ATLANTA — Whether part of the older or younger crowd, today’s fleet maintenance managers and executives must have skills that blend the essential, basic knowledge of fixing trucks with a solid grasp of technology and data in order to survive and thrive, an industry executive said.
Darry Stuart, president and CEO of DWS Fleet Management Services, told Transport Topics that he’s concerned about some people who are 50 and older. If they’re not careful, they could “wake up” and find they haven’t adapted. “Even though they fix trucks, they are not adapting to today’s needs,” he said. Technology, data, charts and “all of those things that are really important, they could find themselves after working in their career for a lifetime, essentially out of a job.”
Stuart was one of the panelists who spoke on a session on the topic of “Evolving Career Pathways for Today’s Fleet Maintenance Executives” at American Trucking Associations’ Technology & Maintenance Council’s annual meeting held recently here. He spoke with TT after the event.
Stuart said there are challenges with the younger generation as well, noting they’re all about the technology and data.
“It’s so exciting to have an app for a phone that we lose sight of the most basic principles, which is that we still have to fix trucks,” he said, noting this basic element is not to be forgotten even as this generation isn’t necessarily looking to be a “doctor of iron.’” They don’t consider it “sexy,” and it’s not what they’re being pressured to provide answers to, Stuart said.
Elaborating, he said that someone creates an Excel spreadsheet, and says that costs are too high, noting this usually comes from a fleet’s staff in accounting. “The numbers that are always being complained about are coming from a higher level,” Stuart said.

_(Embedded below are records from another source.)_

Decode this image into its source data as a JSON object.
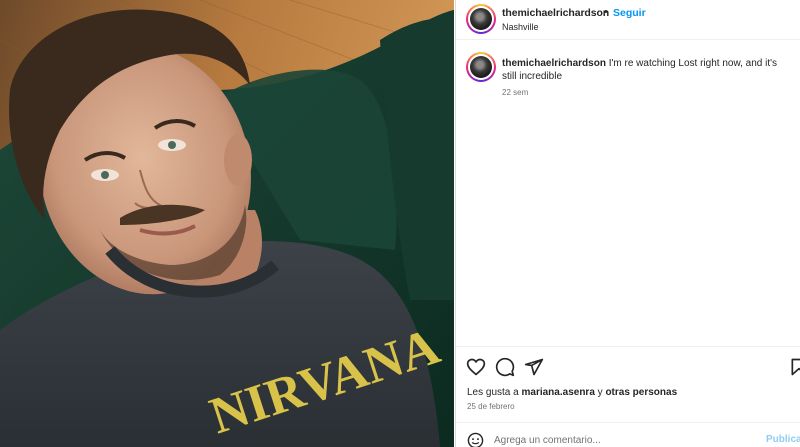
{
  "post": {
    "username": "themichaelrichardson",
    "separator": "•",
    "follow_label": "Seguir",
    "location": "Nashville"
  },
  "caption": {
    "username": "themichaelrichardson",
    "text": "I'm re watching Lost right now, and it's still incredible",
    "time_ago": "22 sem"
  },
  "actions": {
    "icons": [
      "heart-icon",
      "comment-icon",
      "share-icon",
      "bookmark-icon"
    ]
  },
  "likes": {
    "prefix": "Les gusta a",
    "user": "mariana.asenra",
    "connector": "y",
    "others": "otras personas"
  },
  "date": "25 de febrero",
  "add_comment": {
    "placeholder": "Agrega un comentario...",
    "publish_label": "Publicar"
  },
  "photo": {
    "shirt_text": "NIRVANA"
  },
  "colors": {
    "accent": "#0095f6",
    "publish_disabled": "#90cdf4",
    "text": "#262626",
    "muted": "#737373"
  }
}
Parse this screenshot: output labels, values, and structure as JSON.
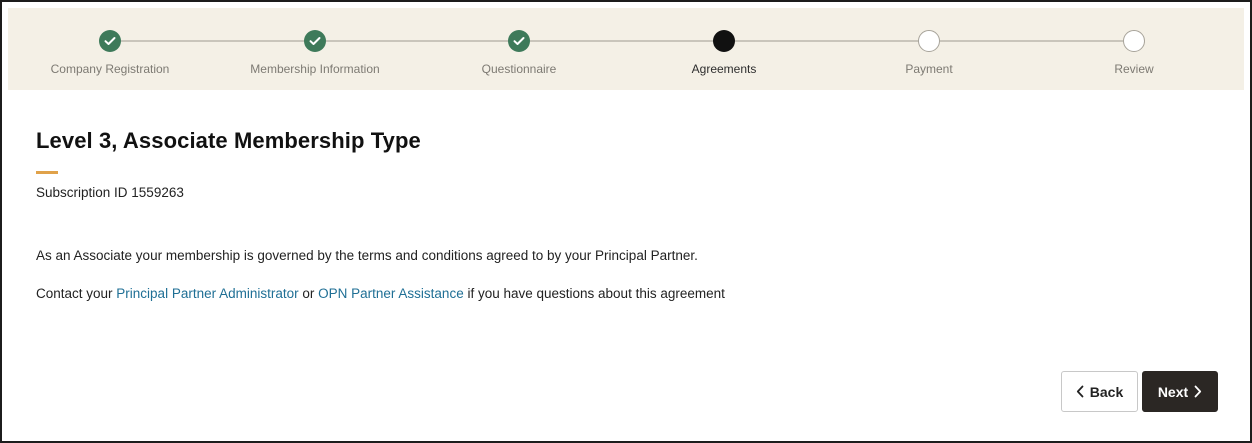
{
  "stepper": {
    "steps": [
      {
        "label": "Company Registration",
        "state": "done"
      },
      {
        "label": "Membership Information",
        "state": "done"
      },
      {
        "label": "Questionnaire",
        "state": "done"
      },
      {
        "label": "Agreements",
        "state": "current"
      },
      {
        "label": "Payment",
        "state": "todo"
      },
      {
        "label": "Review",
        "state": "todo"
      }
    ]
  },
  "main": {
    "title": "Level 3, Associate Membership Type",
    "subscription_id": "Subscription ID 1559263",
    "paragraph1": "As an Associate your membership is governed by the terms and conditions agreed to by your Principal Partner.",
    "paragraph2": {
      "prefix": "Contact your ",
      "link1": "Principal Partner Administrator",
      "middle": " or ",
      "link2": "OPN Partner Assistance",
      "suffix": " if you have questions about this agreement"
    }
  },
  "buttons": {
    "back": "Back",
    "next": "Next"
  },
  "colors": {
    "step_done": "#3e7a5a",
    "step_current": "#111111",
    "accent": "#e0a24a",
    "link": "#1f6f95",
    "stepper_bg": "#f4f0e6",
    "next_button_bg": "#2b2724"
  },
  "icons": {
    "step_done": "check-icon",
    "back": "chevron-left-icon",
    "next": "chevron-right-icon"
  }
}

When the numbers show something is wrong, the younger generation is interested in defending it with more numbers instead of going to the root cause, Stuart said. However, “you can have all the data but if you can’t fix it, you still have the costs.”

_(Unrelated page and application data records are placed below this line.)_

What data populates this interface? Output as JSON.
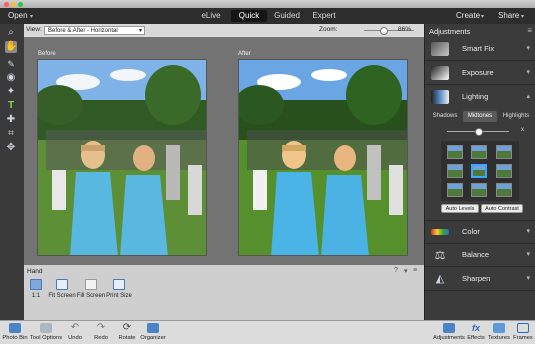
{
  "topbar": {
    "open_label": "Open",
    "modes": [
      "eLive",
      "Quick",
      "Guided",
      "Expert"
    ],
    "active_mode": "Quick",
    "create_label": "Create",
    "share_label": "Share"
  },
  "viewbar": {
    "view_label": "View:",
    "view_value": "Before & After - Horizontal",
    "zoom_label": "Zoom:",
    "zoom_value": "86%"
  },
  "canvas": {
    "before_label": "Before",
    "after_label": "After"
  },
  "hand_panel": {
    "title": "Hand",
    "options": [
      "1:1",
      "Fit Screen",
      "Fill Screen",
      "Print Size"
    ]
  },
  "adjustments": {
    "title": "Adjustments",
    "items": [
      {
        "label": "Smart Fix",
        "arrow": "▾"
      },
      {
        "label": "Exposure",
        "arrow": "▾"
      },
      {
        "label": "Lighting",
        "arrow": "▴"
      }
    ],
    "subtabs": [
      "Shadows",
      "Midtones",
      "Highlights"
    ],
    "active_subtab": "Midtones",
    "slider_value": "x",
    "auto_levels": "Auto Levels",
    "auto_contrast": "Auto Contrast",
    "bottom_items": [
      {
        "label": "Color",
        "arrow": "▾"
      },
      {
        "label": "Balance",
        "arrow": "▾"
      },
      {
        "label": "Sharpen",
        "arrow": "▾"
      }
    ]
  },
  "bottombar": {
    "left": [
      "Photo Bin",
      "Tool Options",
      "Undo",
      "Redo",
      "Rotate",
      "Organizer"
    ],
    "right": [
      "Adjustments",
      "Effects",
      "Textures",
      "Frames"
    ]
  },
  "colors": {
    "accent": "#3aa6ff",
    "panel_dark": "#3b3b3b",
    "topbar": "#2d2d2d"
  }
}
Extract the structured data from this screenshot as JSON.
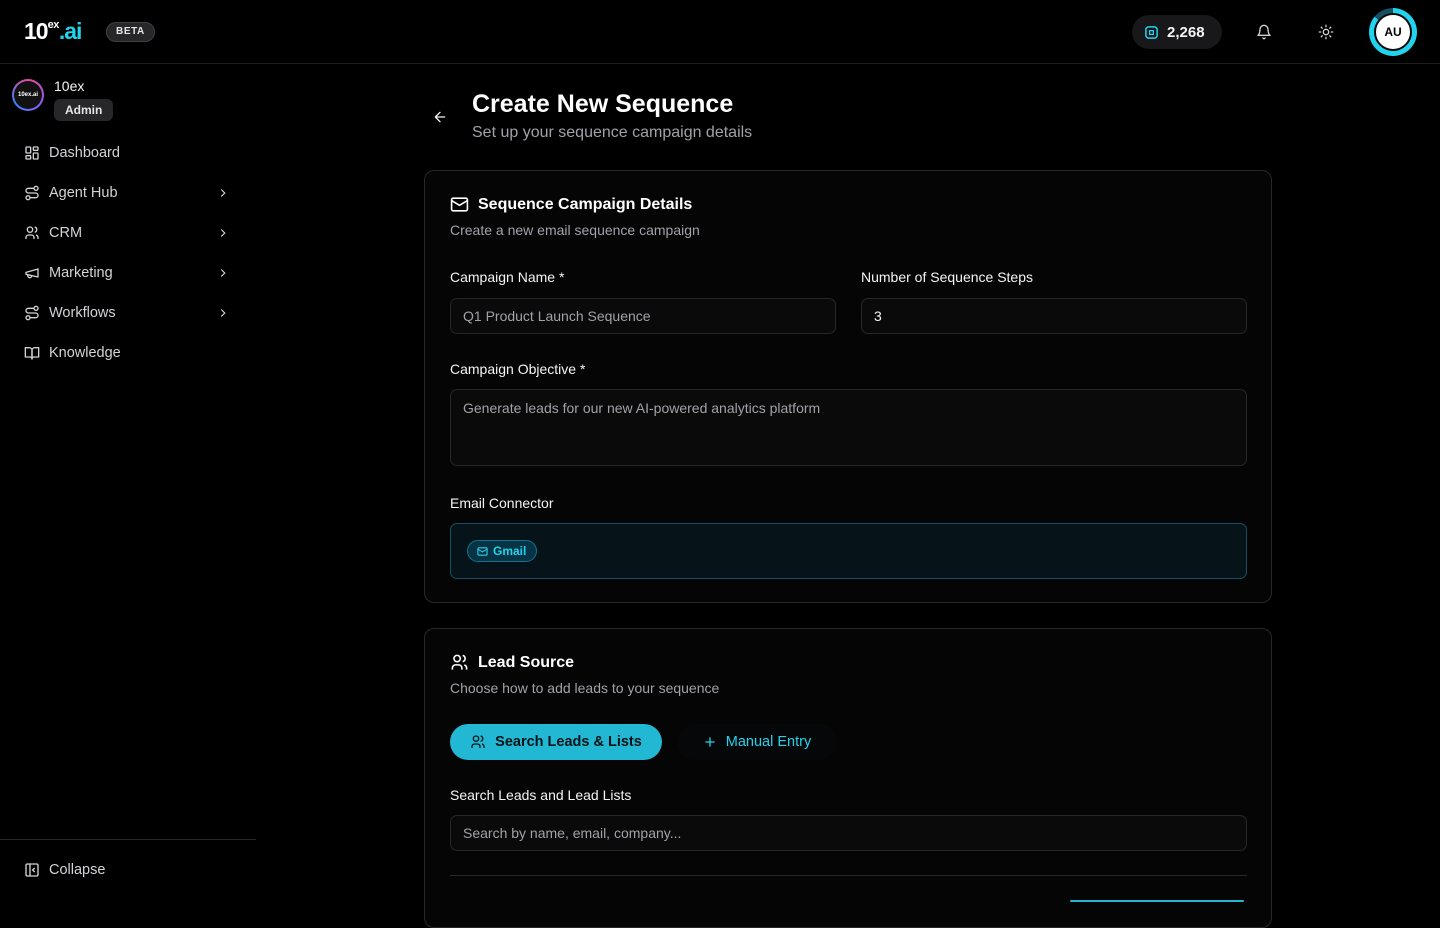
{
  "header": {
    "logo_main": "10",
    "logo_sup": "ex",
    "logo_suffix": ".ai",
    "beta_badge": "BETA",
    "credits": "2,268",
    "icons": [
      "coin-icon",
      "bell-icon",
      "sun-icon"
    ],
    "avatar_initials": "AU"
  },
  "sidebar": {
    "org_logo_text": "10ex.ai",
    "org_name": "10ex",
    "org_role": "Admin",
    "items": [
      {
        "label": "Dashboard",
        "icon": "grid-icon",
        "has_children": false
      },
      {
        "label": "Agent Hub",
        "icon": "route-icon",
        "has_children": true
      },
      {
        "label": "CRM",
        "icon": "users-icon",
        "has_children": true
      },
      {
        "label": "Marketing",
        "icon": "megaphone-icon",
        "has_children": true
      },
      {
        "label": "Workflows",
        "icon": "workflow-icon",
        "has_children": true
      },
      {
        "label": "Knowledge",
        "icon": "book-icon",
        "has_children": false
      }
    ],
    "collapse_label": "Collapse"
  },
  "page": {
    "title": "Create New Sequence",
    "subtitle": "Set up your sequence campaign details"
  },
  "details_card": {
    "title": "Sequence Campaign Details",
    "subtitle": "Create a new email sequence campaign",
    "campaign_name_label": "Campaign Name *",
    "campaign_name_placeholder": "Q1 Product Launch Sequence",
    "steps_label": "Number of Sequence Steps",
    "steps_value": "3",
    "objective_label": "Campaign Objective *",
    "objective_placeholder": "Generate leads for our new AI-powered analytics platform",
    "connector_label": "Email Connector",
    "connector_chip": "Gmail"
  },
  "lead_card": {
    "title": "Lead Source",
    "subtitle": "Choose how to add leads to your sequence",
    "search_button": "Search Leads & Lists",
    "manual_button": "Manual Entry",
    "search_label": "Search Leads and Lead Lists",
    "search_placeholder": "Search by name, email, company..."
  },
  "colors": {
    "accent": "#22b8d4",
    "accent_text": "#22d3ee",
    "background": "#000000",
    "border": "#27272a"
  }
}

Meanwhile, Stuart, a past general chairman and treasurer of TMC, dubbed as “salt and pepper” the fleet maintenance executives in their 60s who will retire in the next three to five years. This key group can help with the transition of the younger crowd, who “can tap into TMC, tap into us as mentors to make sure that they don’t lose sight and just be data crazy,” he said.

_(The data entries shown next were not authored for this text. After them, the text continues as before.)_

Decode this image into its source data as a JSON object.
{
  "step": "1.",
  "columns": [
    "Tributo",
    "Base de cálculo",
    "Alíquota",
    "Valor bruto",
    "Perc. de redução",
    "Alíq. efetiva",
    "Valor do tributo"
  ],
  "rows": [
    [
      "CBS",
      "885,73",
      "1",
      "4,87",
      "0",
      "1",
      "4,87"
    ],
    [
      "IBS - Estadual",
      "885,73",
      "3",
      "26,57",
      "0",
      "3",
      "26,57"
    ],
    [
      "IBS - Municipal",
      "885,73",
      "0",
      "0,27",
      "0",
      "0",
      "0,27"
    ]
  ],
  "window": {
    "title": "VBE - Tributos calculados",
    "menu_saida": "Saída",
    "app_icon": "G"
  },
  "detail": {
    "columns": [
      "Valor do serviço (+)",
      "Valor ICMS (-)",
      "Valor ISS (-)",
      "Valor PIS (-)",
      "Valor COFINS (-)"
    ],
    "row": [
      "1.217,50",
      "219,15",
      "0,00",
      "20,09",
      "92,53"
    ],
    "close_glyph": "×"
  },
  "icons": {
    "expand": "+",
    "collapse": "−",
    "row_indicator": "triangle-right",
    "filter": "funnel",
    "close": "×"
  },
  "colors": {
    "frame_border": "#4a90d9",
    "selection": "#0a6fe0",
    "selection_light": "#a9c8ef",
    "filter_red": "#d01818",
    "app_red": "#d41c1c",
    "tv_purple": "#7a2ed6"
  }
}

And finally, will the industry ultimately be able to attract young truck maintenance technicians and managers? Stuart said the industry will but cautioned again they will be “more number crunchers.”